Sometimes, you have to please the TV partners. Bristol racing on dirt came out of left field but according to the Bristol Herald Courier, the dirt race was “thanks in part to pressure from Fox Sports.” Bristol, even in its current multi-lane configuration, provides some of the best racing of the year. Sure, a dirt race is nice, and putting it on Bristol would be an amazing spectacle but it’s not really a net gain compared to what we would’ve seen. Nevertheless, when Fox and NBC are paying billions for the rights to show NASCAR races, they get a say in what they’re broadcasting and if Fox wants a dirt race at Bristol, they’ll get a dirt race at Bristol.
While many will take notice to which tracks have been added or subtracted, there are some more subtle observations to the schedule that may give a sense as to how NASCAR and track owners are thinking.
No midweek races – Because of the pandemic, NASCAR experimented with shorter midweek races and they were fun, ratings took a hit in comparison to weekend races. While there were rumors for a midweek race in 2021, and I maintain that the night after the MLB All-Star Game would be a great opportunity for NASCAR to race without MLB opposition in the summer, that appears to not be the case in 2021.
No Iowa or Gateway – Along the lines of midweek races, Iowa and Gateway are not on the schedule. Those two tracks were highlighted as potentially trying a midweek race as a way to get on the Cup schedule but if NASCAR decided midweek races weren’t for them, that takes out Iowa and Gateway.

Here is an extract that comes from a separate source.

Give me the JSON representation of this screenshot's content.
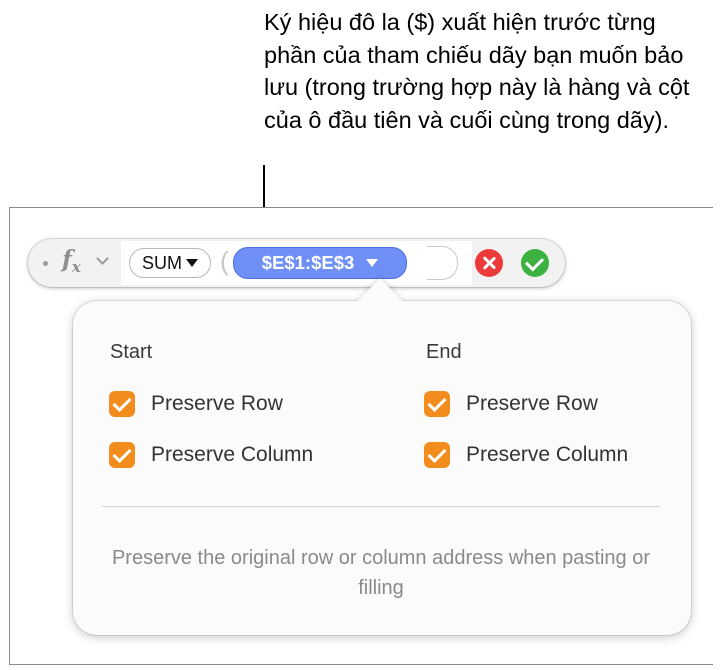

More road courses but not short tracks – NASCAR listened to fans and doubled the number of road courses but other than Bristol on dirt, the number of short tracks remain the same and unchanged. Maybe that changes in the next year or two with Auto Club’s plans to be a short track.
Fewer Saturday races – I have to go back to 2018 for a non-pandemic impacted schedule but in 2018, there were seven races (including the All-Star Race) on Saturday. In 2020, not counting the Pocono doubleheader, there are four (4/10 Martinsville, 8/28 Daytona, 9/11 Richmond, 9/18 Bristol). While race times haven’t been revealed, this likely means fewer night races next season. Surely, local dirt track owners and fans are pleased with that news.
Brickyard 400 not a crown jewel??? – The only change I personally disagree with is changing the Cup race at Indianapolis to the road course. Yes, there are more exciting races on the schedule than the Brickyard 400 but it was a race that still had exciting action and is really only seen as a terrible race from many because of the aftertaste of the 2008 tire debacle.
The Brickyard 400 was a pillar of the NASCAR schedule for the past 26 years and was considered a crown jewel by many but many didn’t see it like that and the oval is now off the schedule. At least it’ll be a NASCAR/IndyCar doubleheader, which is something that should happen more often. My suggestion has always been to have a doubleheader where the road course is raced on Saturday and the oval on Sunday but for now we’re getting the road course.
Other things like race times and the number of one-day race weekends will be revealed in due time but for now, NASCAR fans and teams have a lot to chew on for the 2021 Cup Series season.